A year after the death of his father, sarcastic, kindly teenager Zach (Dylan Minnette) moves from New York City to a quiet suburban community in Madison, Delaware with his vice-principal mother (Amy Ryan). With few friends in town except for an overeager nerd with the unfortunate name of Champ (Ryan Lee), Zach finds a kindred spirit in Hannah (Odeya Rush), the sheltered teenage girl next door with a creepily overprotective father. Her dad turns out to be reclusive children’s horror novelist R.L. Stine (Jack Black). One night while breaking into Stine’s house to check on Hannah’s well being, Champ and Zach inadvertently open one of the original locked manuscripts to one of the author’s best-selling “Goosebumps” books, setting in motion a chain of events that will leave the small town under siege from the ghosts, ghouls, gnomes, zombies, giant insects and assorted villains contained within the pages of some of the world’s best-selling tales of terror.
Pitched somewhere between an inventive take on the same kind of chaotic world building that worked so well for Jumanji and Zathura and a pre-teen meta take on Wes Craven’s New Nightmare, Goosebumps isn’t particularly scary for kids of any age, but it’s consistently entertaining. It’s not trying to be as spooky or creepy as Stine’s original stories, but instead wants to be The Monster Squad for a new generation, and by those modest, fun-loving goals the film succeeds nicely. It’s a perfectly seasonally-appropriate treat for the whole family.
It’s hard to make a single film from such a massive series of books (and one that already spawned a television series), but it’s strange to note that the script from Jack the Giant Slayer scribe Darren Lemke (working from a story courtesy of Ed Wood and Big Eyes writers Scott Alexander and Larry Karaszewski) manages to play up the world-building and monster-mashing mayhem better than the more human beats that should be the backbone of the story. The monsters never feel superfluous, but a lot of the human characters do, especially the adults.
It’s kind of a mess, with story and characters that only show up for two scenes each, neither adding to nor distracting from the core concept of Stein’s creations running amok. One gets the sense that characters like Zach’s mother, a pair of inept cops (played brilliantly by Timothy Simons and Amanda Lund), Zach’s hilariously whacked, bedazzling-obsessed aunt (scene stealer Jillian Bell), and the gym teacher that’s sweet on Zach’s mom (Ken Marino) had much bigger parts in earlier incarnations of the script, but they have been cut down to nearly nothing in an effort to appeal more to the younger members of the audience than the nostalgic twenty-somethings that might see this one out of curiosity. It’s a pretty big missed opportunity that leaves the film feeling choppy and sometimes malformed, but at least it reduces Marino’s performance to a perfect degree, giving him only one line of any consequence and turning it into the funniest moment of the climax.

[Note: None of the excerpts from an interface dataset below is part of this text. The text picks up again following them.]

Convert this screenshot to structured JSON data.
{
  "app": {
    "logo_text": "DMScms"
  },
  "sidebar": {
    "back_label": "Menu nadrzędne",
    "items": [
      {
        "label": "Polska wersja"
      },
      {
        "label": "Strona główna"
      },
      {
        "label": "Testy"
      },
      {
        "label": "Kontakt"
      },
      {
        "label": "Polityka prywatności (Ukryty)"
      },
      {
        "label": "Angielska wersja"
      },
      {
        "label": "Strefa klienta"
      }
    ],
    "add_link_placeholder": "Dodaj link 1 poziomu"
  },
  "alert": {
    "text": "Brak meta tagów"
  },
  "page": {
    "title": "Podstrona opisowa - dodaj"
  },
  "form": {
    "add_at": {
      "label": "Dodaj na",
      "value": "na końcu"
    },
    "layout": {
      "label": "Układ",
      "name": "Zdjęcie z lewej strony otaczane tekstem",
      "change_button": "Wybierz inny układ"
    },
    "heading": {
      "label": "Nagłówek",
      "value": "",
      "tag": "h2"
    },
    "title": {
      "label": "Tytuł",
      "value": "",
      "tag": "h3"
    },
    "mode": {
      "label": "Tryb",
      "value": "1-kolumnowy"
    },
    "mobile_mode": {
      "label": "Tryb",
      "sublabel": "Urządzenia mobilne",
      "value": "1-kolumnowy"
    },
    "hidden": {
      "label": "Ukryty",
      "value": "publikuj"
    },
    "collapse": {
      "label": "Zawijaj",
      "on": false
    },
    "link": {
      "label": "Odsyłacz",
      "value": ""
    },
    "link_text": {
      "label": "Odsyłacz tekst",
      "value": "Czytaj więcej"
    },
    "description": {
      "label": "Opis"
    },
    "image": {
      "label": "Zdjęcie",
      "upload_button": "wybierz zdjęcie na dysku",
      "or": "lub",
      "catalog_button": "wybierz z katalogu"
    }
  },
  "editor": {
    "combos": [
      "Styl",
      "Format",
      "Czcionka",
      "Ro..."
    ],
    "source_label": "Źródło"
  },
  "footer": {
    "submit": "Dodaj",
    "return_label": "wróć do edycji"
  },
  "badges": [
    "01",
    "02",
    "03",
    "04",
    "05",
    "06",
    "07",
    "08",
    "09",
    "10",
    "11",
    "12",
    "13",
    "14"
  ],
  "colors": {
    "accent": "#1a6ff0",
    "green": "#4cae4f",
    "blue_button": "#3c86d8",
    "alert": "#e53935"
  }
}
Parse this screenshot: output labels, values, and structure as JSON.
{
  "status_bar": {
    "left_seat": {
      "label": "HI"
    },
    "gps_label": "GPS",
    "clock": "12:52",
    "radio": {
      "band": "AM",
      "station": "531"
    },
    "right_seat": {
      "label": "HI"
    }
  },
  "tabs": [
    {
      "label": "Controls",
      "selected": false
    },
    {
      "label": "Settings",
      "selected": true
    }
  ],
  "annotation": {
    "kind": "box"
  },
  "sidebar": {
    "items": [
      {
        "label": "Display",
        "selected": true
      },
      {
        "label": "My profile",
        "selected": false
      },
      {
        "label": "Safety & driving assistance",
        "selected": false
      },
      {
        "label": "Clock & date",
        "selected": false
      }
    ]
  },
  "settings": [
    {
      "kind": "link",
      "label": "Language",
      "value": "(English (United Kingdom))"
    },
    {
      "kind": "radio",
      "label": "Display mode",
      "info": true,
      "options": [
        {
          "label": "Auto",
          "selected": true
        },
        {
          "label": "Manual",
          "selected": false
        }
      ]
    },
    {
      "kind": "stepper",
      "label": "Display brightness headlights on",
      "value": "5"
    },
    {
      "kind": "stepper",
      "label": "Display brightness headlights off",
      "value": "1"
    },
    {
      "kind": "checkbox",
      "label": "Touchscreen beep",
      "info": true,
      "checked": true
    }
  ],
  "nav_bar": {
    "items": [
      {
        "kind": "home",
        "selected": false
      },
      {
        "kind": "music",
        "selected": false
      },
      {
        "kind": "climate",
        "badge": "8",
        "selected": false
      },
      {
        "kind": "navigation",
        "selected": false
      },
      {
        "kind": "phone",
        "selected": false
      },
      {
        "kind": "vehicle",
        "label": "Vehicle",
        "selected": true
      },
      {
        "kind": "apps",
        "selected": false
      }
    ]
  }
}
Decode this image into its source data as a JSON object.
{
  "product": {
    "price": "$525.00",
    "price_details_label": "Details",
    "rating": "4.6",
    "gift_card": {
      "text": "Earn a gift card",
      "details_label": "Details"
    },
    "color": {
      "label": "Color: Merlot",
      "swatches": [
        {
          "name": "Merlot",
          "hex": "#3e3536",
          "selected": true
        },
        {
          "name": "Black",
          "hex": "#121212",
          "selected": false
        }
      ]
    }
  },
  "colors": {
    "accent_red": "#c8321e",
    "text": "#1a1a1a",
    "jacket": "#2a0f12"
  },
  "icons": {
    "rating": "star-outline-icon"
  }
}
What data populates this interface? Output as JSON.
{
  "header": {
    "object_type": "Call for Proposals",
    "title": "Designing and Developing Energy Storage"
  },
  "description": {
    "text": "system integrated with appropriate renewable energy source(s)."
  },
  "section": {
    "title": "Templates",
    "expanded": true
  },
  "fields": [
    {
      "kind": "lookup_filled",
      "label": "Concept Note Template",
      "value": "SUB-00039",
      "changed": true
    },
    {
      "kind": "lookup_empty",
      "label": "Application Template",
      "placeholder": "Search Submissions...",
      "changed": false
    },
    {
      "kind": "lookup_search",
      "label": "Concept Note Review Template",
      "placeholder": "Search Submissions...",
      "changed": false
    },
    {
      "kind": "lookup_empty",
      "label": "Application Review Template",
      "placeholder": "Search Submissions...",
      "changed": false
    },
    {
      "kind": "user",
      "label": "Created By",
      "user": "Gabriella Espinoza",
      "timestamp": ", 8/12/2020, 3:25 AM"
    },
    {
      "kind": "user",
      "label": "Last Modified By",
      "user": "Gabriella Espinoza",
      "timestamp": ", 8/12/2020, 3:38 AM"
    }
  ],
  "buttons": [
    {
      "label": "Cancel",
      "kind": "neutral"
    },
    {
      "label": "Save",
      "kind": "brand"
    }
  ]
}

But despite the adults getting the short end of the stick—save for Black, hamming it up and delivering his funniest and most endearing performance in quite some time—the kids will get their money’s worth, as will adults who will probably marvel at how much fun is being had. Director Rob Letterman (Gulliver’s Travels, Monsters Vs. Aliens) keeps the set pieces big, vibrant and impressive while allowing the monsters moments of terror and humour in equal amount. Although the CGI and the spectacle get a big dodgy during the final showdown (set creatively at an abandoned amusement park in the middle of the woods), the fun never stops and a gleeful sense of wonder is maintained. It’s balanced nicely by a clockwork story structure that manages a nice, heartfelt message about loss and loneliness going into the final third.
And I would be remiss if I didn’t bring up Slappy, a ventriloquist dummy come to life that functions as the chief villain. Voiced by Black as a bit of a mash-up between Brainy Gremlin and The Cryptkeeper, he fulfils the film’s need for a great bad guy and a requisite necessity for awful puns and one liners. It’s a perfect character, and the one that rightfully gets the biggest cheers whenever he shows up. He’s worth the price of admission alone.